Your place to come talk about clothes whenever you feel like it.
As sparkly as the fashion world may look from the outside, there are some things within the biz that many fashion editors admit to not always being so crazy about. Here are a few at the top of the list…
1. Fashion Week
I can already see you rolling your eyes at the screen over this one. For the record, yes -- editors do have a somewhat dysfunctional relationship with Fashion Week. And yes, we do have the enviable privilege of being able to see collections before everyone else, but the kid-in-a-candy-store energy that we wake up with on that first Thursday morning has usually started to ebb by Sunday afternoon.
It is replaced by crushing fatigue and the onset of vaguely flu-like symptoms brought on by too much caffeine (and champagne), not enough solid food. Between barely having the chance to eat between shows (losing a few pounds during NYFW is a given), hobbling back and forth across town in skyscraper heels, grasping for compelling and concise prose to describe every collection you see and the persistent low-level fear of not making it to a show on time, it can be enough to make even the most die-hard among us doubt our career.
Or drink. I, for one, am always secretly jealous of the people that I see at Lincoln Center drinking wine before to the 9am show-“If only I were a wino,” I tell myself, “this would be much easier.”
2. Where are the Brown People?
This is an issue that obviously requires a discourse far beyond the purposes of this story, but it is a major source of irritation for fashion editors of color that I know.
Just about every point of contact within the industry -- from bookers at modeling agencies, to the mastheads of the major fashion print books and to the designers themselves, there is a glaring lack of real minority presence, especially African-Americans.
Breaking into fashion is a Herculean feat, and it can be a strange sort of mean girls coven regardless of your ethnicity, but this business seems to be on the shortlist of places where upfront racism is tolerated (i.e., “We’re not casting black girls for our show this season”).
An increasing number of publications are shining a much brighter light on the problem, but as with the ongoing discussion regarding underage and underweight models, there is the sense that it has become a circular conversation -- going nowhere, accomplishing nothing.
3. Being Absolutely Fabulous
I am not the first one to propose the theory that the fashion industry, in an almost singular way, tends to attract some rather interesting people with ego management issues.
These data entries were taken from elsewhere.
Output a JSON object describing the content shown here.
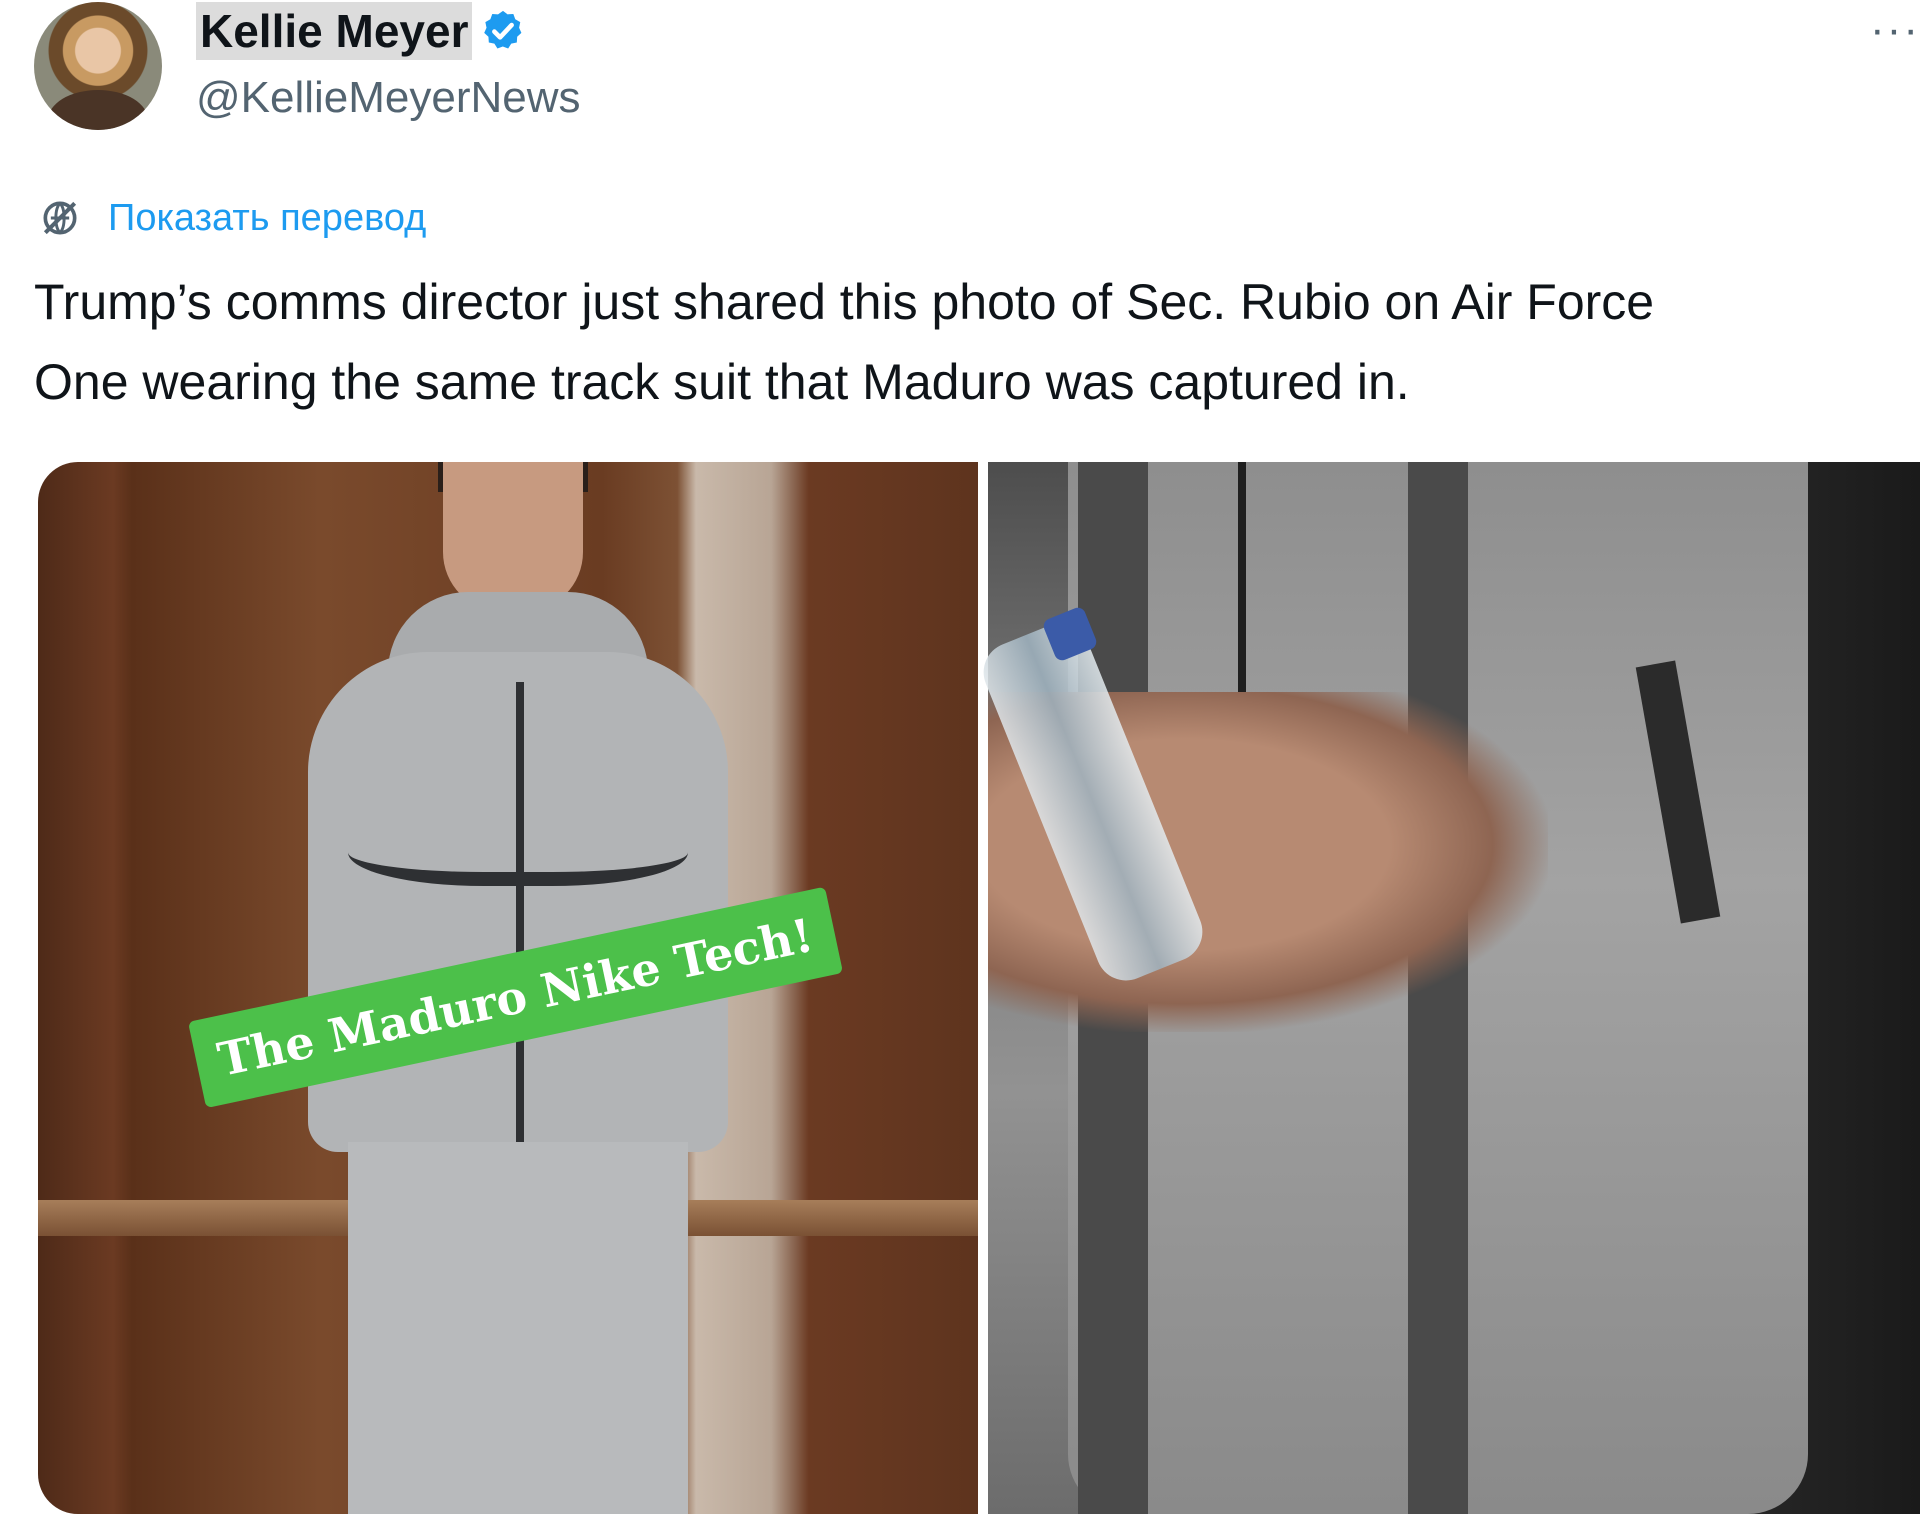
{
  "author": {
    "name": "Kellie Meyer",
    "handle": "@KellieMeyerNews",
    "verified": true
  },
  "menu": {
    "more_label": "···"
  },
  "translate": {
    "label": "Показать перевод"
  },
  "tweet": {
    "text_line1": "Trump’s comms director just shared this photo of Sec. Rubio on Air Force",
    "text_line2": "One wearing the same track suit that Maduro was captured in."
  },
  "media": {
    "left_photo": {
      "sticker_text": "The Maduro Nike Tech!"
    }
  },
  "colors": {
    "accent": "#1d9bf0",
    "secondary_text": "#536471",
    "sticker_green": "#4cc04a"
  },
  "icons": {
    "verified": "verified-badge-icon",
    "translate": "globe-icon",
    "more": "more-horizontal-icon"
  }
}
But by the time we get to the point in our careers where we are responsible for the production of significant parts of a publication, we do not have the time or desire to navigate the various neuroses and pathologies that seem to be endemic to fashion people.
Don’t get me wrong, artists often have personalities that lend themselves to the creation of heartbreakingly gorgeous work, but dealing with affectations and mercurial moods is not my idea of a good time. Being in fashion is what we do, it is not a state of being.
If you recall that designer from Project Runway who frequently referred to himself in the third person, you then have some idea of what I mean. Again, this is something that is present at every level of the industry. Stop. Just stop.
4. Unprofessional Professionals
Where to start, where to start with this one… from attempted bribery by PRs in exchange for editorial placements to unwanted advances from photographers, etc., fashion is rife with all sorts of unsavory behavior.
One editor said that she thinks that there is an “inherent undercurrent of hedonism” in the industry that leads people to behave in ways that would not be acceptable in other fields. Not sure if that is the root of the problem, but it seems that everyone has a horror story. Or five.
5. Admitting That We Wouldn’t Want to be Doing Anything Else
So now you probably have the distinct impression that we are all ungrateful harpies, clawing at the hand that feeds us. Nothing could be further from the truth. Just like you complain about your jobs, we complain about ours now and then.
Can Fashion Week be annoying at times? Yes. But when we are finally in our seats and the first look hits the runway, the next 15-20 minutes is often amazing and beautiful and there is nowhere else in the world we would rather be. Do we love it when our perfectly planned editorial shoot runs an hour or two over? No. But when we see the story in a magazine, getting home at 10 pm from a shoot that started at 8 am makes it all worth it.